> INSTRUCTIONS FOR THE TASK: Filter the listing below, please, and copy only the lines with the word "Scouts".

### RECORDED DATA

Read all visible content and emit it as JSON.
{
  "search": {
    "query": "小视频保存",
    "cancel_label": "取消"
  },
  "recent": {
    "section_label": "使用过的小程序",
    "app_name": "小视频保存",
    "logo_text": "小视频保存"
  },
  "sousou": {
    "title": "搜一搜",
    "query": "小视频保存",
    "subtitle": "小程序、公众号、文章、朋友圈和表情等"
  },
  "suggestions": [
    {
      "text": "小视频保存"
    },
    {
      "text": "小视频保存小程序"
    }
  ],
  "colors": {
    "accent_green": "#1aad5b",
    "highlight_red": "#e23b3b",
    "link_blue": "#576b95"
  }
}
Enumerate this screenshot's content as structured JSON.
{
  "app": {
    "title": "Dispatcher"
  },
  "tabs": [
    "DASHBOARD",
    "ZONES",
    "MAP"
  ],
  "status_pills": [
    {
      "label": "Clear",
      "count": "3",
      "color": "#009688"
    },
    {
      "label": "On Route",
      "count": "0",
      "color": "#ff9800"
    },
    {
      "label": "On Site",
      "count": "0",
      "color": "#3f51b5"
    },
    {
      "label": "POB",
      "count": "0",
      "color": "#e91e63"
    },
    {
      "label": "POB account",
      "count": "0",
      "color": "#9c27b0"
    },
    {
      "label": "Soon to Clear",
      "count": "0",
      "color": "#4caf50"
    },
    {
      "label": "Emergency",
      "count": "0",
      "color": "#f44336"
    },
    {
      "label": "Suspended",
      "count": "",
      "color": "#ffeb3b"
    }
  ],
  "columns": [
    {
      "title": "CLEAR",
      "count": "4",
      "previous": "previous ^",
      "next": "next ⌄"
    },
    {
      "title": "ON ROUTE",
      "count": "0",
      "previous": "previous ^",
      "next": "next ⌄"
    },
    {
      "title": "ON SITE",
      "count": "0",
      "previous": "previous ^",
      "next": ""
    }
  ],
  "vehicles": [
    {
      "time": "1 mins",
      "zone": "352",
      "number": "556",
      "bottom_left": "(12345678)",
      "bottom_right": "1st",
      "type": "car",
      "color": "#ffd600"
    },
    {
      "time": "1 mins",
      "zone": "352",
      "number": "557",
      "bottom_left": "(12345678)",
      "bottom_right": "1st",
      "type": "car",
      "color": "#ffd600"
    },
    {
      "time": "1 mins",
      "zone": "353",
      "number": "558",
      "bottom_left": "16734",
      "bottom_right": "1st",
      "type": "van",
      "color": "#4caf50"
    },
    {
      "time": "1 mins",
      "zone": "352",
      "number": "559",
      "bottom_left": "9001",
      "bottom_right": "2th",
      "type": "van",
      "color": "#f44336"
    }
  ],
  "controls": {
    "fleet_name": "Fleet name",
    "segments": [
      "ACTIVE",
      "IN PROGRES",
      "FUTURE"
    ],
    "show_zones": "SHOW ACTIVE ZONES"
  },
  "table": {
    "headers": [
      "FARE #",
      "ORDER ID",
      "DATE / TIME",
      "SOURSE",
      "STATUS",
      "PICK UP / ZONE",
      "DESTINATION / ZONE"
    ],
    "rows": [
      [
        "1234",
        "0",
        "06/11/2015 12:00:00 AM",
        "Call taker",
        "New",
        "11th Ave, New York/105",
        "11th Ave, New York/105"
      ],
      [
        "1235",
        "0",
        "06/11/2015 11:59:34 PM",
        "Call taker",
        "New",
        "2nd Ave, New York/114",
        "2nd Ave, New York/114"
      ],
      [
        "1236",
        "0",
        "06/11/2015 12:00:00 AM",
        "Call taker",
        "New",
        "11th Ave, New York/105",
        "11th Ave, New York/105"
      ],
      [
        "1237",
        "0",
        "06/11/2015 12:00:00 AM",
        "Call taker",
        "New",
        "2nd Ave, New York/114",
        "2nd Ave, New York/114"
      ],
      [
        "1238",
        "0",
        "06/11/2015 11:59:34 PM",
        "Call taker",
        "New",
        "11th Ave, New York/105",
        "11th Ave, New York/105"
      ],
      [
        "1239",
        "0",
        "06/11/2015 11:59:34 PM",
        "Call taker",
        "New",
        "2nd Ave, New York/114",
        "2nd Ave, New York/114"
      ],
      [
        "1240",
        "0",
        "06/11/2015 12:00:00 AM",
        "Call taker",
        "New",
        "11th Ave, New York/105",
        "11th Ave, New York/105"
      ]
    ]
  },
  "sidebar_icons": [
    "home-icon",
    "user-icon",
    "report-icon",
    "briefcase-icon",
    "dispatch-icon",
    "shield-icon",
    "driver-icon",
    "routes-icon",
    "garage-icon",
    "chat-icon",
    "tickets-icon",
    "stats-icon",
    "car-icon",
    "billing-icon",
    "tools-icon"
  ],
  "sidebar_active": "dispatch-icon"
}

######
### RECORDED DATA

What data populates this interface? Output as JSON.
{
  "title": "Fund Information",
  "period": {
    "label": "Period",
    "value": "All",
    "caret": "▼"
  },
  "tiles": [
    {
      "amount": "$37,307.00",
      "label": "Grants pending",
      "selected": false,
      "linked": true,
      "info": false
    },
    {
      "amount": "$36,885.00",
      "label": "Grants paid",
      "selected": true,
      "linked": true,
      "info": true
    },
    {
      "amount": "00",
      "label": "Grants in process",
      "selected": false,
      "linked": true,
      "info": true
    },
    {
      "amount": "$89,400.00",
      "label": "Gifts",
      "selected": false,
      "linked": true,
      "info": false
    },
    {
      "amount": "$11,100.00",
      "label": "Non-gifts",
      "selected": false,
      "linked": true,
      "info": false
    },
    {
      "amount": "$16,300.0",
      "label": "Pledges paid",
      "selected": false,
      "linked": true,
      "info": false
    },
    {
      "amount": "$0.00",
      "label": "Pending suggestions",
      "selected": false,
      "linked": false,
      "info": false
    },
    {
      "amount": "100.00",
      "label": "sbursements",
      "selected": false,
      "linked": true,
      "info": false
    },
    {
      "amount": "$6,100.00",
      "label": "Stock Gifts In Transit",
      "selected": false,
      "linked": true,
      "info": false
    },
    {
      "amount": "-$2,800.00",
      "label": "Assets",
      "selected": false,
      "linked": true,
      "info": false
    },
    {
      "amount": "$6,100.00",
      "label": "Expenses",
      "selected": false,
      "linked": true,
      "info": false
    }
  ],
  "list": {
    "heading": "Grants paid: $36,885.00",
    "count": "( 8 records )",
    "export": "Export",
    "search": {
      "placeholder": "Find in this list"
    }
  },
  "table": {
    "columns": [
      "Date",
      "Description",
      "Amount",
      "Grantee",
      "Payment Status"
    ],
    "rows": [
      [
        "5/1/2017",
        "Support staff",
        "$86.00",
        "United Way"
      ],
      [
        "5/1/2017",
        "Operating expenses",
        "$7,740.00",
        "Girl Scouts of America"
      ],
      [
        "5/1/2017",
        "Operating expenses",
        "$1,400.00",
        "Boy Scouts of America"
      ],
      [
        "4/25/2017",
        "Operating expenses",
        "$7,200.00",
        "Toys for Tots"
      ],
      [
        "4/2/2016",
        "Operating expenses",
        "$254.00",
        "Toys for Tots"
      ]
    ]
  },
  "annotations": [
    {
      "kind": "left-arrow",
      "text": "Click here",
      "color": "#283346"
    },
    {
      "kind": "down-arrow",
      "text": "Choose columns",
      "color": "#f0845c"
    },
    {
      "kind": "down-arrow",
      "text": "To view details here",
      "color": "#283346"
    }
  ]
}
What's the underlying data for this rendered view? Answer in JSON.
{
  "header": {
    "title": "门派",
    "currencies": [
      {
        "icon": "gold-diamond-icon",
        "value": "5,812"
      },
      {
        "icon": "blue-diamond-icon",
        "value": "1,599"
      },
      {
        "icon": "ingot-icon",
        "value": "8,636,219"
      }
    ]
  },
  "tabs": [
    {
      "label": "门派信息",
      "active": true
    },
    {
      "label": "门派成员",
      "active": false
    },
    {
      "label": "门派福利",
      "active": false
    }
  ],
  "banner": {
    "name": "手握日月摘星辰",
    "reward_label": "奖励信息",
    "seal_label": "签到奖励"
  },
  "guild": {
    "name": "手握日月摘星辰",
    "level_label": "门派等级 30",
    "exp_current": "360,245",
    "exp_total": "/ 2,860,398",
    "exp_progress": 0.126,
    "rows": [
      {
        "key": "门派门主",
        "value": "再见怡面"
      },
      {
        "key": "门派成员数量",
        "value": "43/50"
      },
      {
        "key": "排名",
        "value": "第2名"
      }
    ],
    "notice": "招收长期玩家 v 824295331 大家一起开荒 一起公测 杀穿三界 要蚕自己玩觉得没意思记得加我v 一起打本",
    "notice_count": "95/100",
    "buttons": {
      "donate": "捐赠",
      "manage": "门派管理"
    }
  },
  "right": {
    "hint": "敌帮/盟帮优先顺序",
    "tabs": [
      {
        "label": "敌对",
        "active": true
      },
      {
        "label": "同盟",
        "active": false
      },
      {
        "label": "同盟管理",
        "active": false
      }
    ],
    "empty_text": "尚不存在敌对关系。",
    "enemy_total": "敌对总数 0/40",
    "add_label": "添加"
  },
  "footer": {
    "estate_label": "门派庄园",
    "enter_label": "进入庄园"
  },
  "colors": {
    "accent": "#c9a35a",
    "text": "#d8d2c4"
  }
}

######

> COMPLETED EXERCISE:
        "Girl Scouts of America"
        "Boy Scouts of America"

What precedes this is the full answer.